Author; John Sidles firstname.lastname@example.org
Time for Sidles to write! People first began to discover
why waves appear in sets when they built a wave tank which
launched an absolutely regular train of waves out of a
little wave-making machine at one end of the tank.
Trouble was, when this train of waves reached the other
end, it was no longer regular. It had organized itself
into tiny litle "sets". Hey! said the engineers. Our
wave machine must not be working smoothly. So they put a lot
of effort into making the tank and the machine absolutely
precise and regular. But no go .. the wave trains *still*
organized themselves into sets, no matter how carefully and
uniformly they were launched.
So the engineers sat down and studied the equations that
govern wave motion.

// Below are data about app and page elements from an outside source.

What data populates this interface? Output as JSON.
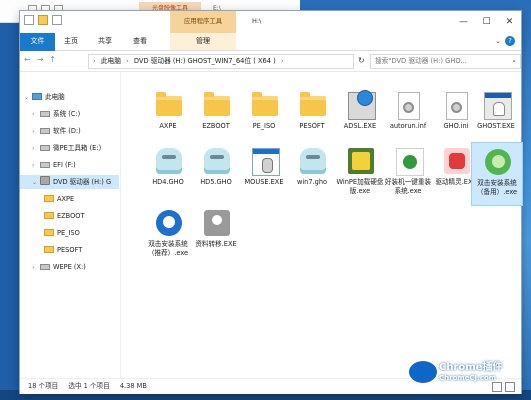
{
  "background_window": {
    "tab_label": "光盘映像工具",
    "path": "E:\\"
  },
  "window": {
    "context_tab": "应用程序工具",
    "title": "H:\\",
    "controls": {
      "minimize": "—",
      "maximize": "☐",
      "close": "✕"
    }
  },
  "ribbon": {
    "tabs": [
      "文件",
      "主页",
      "共享",
      "查看",
      "管理"
    ]
  },
  "nav": {
    "back": "←",
    "forward": "→",
    "up": "↑",
    "breadcrumbs": [
      "此电脑",
      "DVD 驱动器 (H:) GHOST_WIN7_64位 ( X64 )"
    ],
    "search_placeholder": "搜索\"DVD 驱动器 (H:) GHO...",
    "refresh": "↻",
    "search_icon": "⌕"
  },
  "sidebar": {
    "items": [
      {
        "label": "此电脑",
        "icon": "pc"
      },
      {
        "label": "系统 (C:)",
        "icon": "drive"
      },
      {
        "label": "软件 (D:)",
        "icon": "drive"
      },
      {
        "label": "微PE工具箱 (E:)",
        "icon": "drive"
      },
      {
        "label": "EFI (F:)",
        "icon": "drive"
      },
      {
        "label": "DVD 驱动器 (H:) G",
        "icon": "dvd"
      },
      {
        "label": "AXPE",
        "icon": "folder"
      },
      {
        "label": "EZBOOT",
        "icon": "folder"
      },
      {
        "label": "PE_ISO",
        "icon": "folder"
      },
      {
        "label": "PESOFT",
        "icon": "folder"
      },
      {
        "label": "WEPE (X:)",
        "icon": "drive"
      }
    ]
  },
  "files": [
    {
      "name": "AXPE",
      "icon": "folder"
    },
    {
      "name": "EZBOOT",
      "icon": "folder"
    },
    {
      "name": "PE_ISO",
      "icon": "folder"
    },
    {
      "name": "PESOFT",
      "icon": "folder"
    },
    {
      "name": "ADSL.EXE",
      "icon": "adsl"
    },
    {
      "name": "autorun.inf",
      "icon": "doc"
    },
    {
      "name": "GHO.ini",
      "icon": "doc"
    },
    {
      "name": "GHOST.EXE",
      "icon": "ghostexe"
    },
    {
      "name": "HD4.GHO",
      "icon": "ghost"
    },
    {
      "name": "HD5.GHO",
      "icon": "ghost"
    },
    {
      "name": "MOUSE.EXE",
      "icon": "mouse"
    },
    {
      "name": "win7.gho",
      "icon": "ghost"
    },
    {
      "name": "WinPE加载硬盘版.exe",
      "icon": "winpe"
    },
    {
      "name": "好装机一键重装系统.exe",
      "icon": "haozhuang"
    },
    {
      "name": "驱动精灵.EXE",
      "icon": "qudong"
    },
    {
      "name": "双击安装系统（备用）.exe",
      "icon": "install-bak"
    },
    {
      "name": "双击安装系统（推荐）.exe",
      "icon": "install-rec"
    },
    {
      "name": "资料转移.EXE",
      "icon": "ziliao"
    }
  ],
  "status": {
    "count": "18 个项目",
    "selected": "选中 1 个项目",
    "size": "4.38 MB"
  },
  "watermark": {
    "line1": "Chrome插件",
    "line2": "ChromeCJ.com"
  }
}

They found that certain (very tiny and
usually neglected) nonlinear terms in the equations of
motion of deepwater waves act to transfer energy (very
slowly) from the leading and trailing edge of a set of
waves, toward the center waves. Thus the central waves get
bigger at the expense of leading and trailing waves.
As a result, even if the wind is blowing absolutely
uniformly, waves will still organize their energy into
sets. This organization happens slowly, which is why local
windswells are less-well-organized than swells that have
propagated thousands of miles. The mathematical name of the nonlinear
interaction that creates sets in water waves is the
In any case, it is pretty cool that this obscure energy
transfer mechanism, acting over thousands of miles, creates
sets for us surfers!
The best place to learn more about waves is the very cool
and accessible paperback book "Waves and Beaches" by
Willard R. Bascombe. Take a copy on your next surfari!
The photos of Bascombe surfing a 20-ton WWII amphibious landing
vehicle, one mile offshore on a maxed-out 20' PNW beach break
swell, are more than worth the price!
Cawabunga ... JAS
Author; Timothy B. Maddux email@example.com
A linear gravity wave with a phase speed of 40 mph
(C = gT/2pi, so T = 2piC/g) has a period of 11 seconds.
A linear gravity wave with a phase speed of 75 mph has a
period of 21.5 seconds.
Feel free to check my math. We don't get many waves
over 20-second periods from relatively closer storms,
but we also don't get hurricane-force winds over the
long fetches and durations required to produce fully
Fetch/duration and wind speed, and that is all. The first
two are grouped together as they're really expressions of
the same thing: how long the wind acts over a wave as it
travels. Waves care nothing for distinctions between
reaching the end of a fetch or the wind dying off with time.